Mørkedal at Clarksons highlighted the effect on insurance risk premiums from recent unrest and how rates are outpacing premium rises. “In the tanker market, insurance premiums for owners going into the Middle East have increased ten-fold, to currently between 0.25 percent and 0.35 percent of the value of the ship,” he explained.
“For the average 10-year-old VLCC, which is valued at just below $50 million, this indicates approximately $150,000 in extra cost for the shipowner. Divided by the approximately 50 days [it takes for the] Middle East Gulf-China round-trip, the war-risk premium is therefor $3,000 per day.
“Tanker rates have improved by much more. In other words, ship owners have benefited as the productivity of the fleet has decreased, with several public owners being reluctant to send ships into the region,” he said.
Box ships charter rates up, freight rates flat
In the container shipping sector, an unusual dynamic is persisting in which vessel charter rates are rising as container freight rates are falling or flat.
Some analysts have credited this dichotomy to larger container ships being taken out of service for scrubber installations to prepare for the IMO 2020 sulfur cap, which requires liners to charter-in replacement tonnage, increasing demand and thus rates.
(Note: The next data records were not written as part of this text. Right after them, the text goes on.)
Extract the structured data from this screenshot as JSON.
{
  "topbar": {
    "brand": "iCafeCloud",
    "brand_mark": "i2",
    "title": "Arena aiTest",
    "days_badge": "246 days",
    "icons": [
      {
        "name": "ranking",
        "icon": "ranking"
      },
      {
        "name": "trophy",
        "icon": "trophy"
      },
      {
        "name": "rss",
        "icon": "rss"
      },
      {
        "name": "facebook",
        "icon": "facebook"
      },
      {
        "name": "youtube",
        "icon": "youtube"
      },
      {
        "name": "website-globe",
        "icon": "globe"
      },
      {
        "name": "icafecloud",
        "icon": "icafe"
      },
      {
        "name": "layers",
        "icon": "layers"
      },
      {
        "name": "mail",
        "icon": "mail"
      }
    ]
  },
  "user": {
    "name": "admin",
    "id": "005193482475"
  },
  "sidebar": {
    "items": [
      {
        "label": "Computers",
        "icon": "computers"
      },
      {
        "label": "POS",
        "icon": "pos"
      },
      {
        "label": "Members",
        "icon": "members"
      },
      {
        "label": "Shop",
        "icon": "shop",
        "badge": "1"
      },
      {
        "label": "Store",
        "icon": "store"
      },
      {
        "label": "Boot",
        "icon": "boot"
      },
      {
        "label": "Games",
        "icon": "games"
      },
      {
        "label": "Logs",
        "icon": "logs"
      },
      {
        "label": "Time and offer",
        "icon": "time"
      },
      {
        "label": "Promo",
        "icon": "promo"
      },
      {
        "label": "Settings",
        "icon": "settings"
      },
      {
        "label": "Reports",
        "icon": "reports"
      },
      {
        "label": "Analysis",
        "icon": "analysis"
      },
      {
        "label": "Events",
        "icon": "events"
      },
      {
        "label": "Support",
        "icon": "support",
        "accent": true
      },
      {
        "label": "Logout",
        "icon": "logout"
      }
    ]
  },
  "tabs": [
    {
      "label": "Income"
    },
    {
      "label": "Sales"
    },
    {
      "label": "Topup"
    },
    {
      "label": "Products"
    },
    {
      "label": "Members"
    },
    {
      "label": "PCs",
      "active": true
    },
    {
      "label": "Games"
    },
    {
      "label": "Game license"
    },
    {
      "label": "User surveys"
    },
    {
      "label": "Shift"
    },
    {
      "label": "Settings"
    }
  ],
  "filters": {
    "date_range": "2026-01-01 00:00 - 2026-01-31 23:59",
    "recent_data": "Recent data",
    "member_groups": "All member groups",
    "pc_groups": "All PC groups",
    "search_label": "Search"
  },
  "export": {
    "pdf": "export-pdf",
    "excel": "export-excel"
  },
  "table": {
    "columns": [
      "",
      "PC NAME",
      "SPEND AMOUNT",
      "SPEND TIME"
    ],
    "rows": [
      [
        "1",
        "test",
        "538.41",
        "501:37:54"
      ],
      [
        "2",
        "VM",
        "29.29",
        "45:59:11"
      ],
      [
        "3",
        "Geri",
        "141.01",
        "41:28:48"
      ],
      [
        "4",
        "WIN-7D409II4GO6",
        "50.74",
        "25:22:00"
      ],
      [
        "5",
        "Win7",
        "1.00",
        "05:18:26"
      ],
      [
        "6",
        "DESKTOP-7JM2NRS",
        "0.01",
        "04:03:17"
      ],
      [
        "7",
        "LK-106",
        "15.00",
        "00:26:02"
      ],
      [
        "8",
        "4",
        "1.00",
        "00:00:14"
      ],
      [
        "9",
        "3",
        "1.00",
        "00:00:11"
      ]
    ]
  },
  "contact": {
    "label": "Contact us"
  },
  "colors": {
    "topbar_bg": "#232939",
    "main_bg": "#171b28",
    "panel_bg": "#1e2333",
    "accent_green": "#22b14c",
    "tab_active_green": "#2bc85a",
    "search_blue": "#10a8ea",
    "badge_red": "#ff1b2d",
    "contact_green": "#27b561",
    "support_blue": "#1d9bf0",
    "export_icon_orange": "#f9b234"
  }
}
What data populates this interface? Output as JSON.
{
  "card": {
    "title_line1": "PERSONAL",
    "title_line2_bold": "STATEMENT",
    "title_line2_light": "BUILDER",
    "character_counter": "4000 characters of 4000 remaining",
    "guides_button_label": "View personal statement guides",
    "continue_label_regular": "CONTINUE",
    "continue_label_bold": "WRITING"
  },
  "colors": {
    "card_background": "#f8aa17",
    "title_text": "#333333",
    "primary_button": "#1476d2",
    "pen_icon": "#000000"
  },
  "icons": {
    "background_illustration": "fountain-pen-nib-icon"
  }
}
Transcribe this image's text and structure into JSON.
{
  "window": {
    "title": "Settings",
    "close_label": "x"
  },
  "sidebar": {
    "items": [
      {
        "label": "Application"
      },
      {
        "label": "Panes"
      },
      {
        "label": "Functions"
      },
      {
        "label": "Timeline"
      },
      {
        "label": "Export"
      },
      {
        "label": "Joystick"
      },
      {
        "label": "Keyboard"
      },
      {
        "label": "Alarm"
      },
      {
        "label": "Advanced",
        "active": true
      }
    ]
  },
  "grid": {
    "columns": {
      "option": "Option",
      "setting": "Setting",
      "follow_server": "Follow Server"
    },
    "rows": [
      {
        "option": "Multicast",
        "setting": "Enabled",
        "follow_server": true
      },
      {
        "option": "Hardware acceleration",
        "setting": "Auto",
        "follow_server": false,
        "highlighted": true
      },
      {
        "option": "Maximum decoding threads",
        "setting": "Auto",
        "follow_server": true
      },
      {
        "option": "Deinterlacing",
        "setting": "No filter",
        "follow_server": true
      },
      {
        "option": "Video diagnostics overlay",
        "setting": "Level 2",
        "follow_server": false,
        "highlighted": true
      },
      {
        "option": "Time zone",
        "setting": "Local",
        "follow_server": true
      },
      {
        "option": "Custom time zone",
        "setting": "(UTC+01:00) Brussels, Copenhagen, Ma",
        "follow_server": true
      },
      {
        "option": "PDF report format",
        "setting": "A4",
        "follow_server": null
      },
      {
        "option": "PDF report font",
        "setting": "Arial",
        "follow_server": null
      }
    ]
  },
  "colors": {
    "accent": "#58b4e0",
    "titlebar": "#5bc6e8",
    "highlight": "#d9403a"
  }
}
But now, charter rates are rising for medium-sized and even some smaller vessels – which are less likely to be candidates for scrubber installations.
According to Mørkedal, “Conditions for the larger container-ship charter market remain positive, with the potential for further improvements potentially materializing in the coming weeks, our brokers report. There are a number of [charter-in] requirements still outstanding and limited tonnage available.”
In the mid-sized categories, he noted, “A consistent level of demand has helped to almost entirely deplete the pool of idle tonnage in the classic Panamax sector, and rates here are starting to increase, moving into year highs of around $9,200 per day.” In the small-ship categories, he said, “Charter rates have ticked up a little at the larger end of the feeder market, but this has yet to filter down to the smaller sizes.”
The generally positive momentum for charter rates comes against a backdrop of fairly tepid container freight rates.
The Freightos Baltic Daily Index (China-North America), covering the trans-Pacific trade, is down 10 percent from May 1 and has been relatively flat throughout this month after its plunge and quick recovery in late May.
Both the Freightos global index (FBXD.GLBL) and the index for the world’s largest container trade lane – China-North Europe (FBXD.CNER) – are also relatively static this month and down 2 percent from May 1.
Public shipping companies with exposure to container-ship charter rates: Seaspan Corp. (NYSE: SSW), Danaos Corp. (NYSE: DAC), Global Ship Lease (NYSE: GSL), Capital Product Partners (NASDAQ: CPLP), Navios Containers (NASDAQ: NMCI), Navios Partners (NYSE: NMM), Performance Shipping (NASDAQ: DCIX), Euroseas (NASDAQ: ESEA)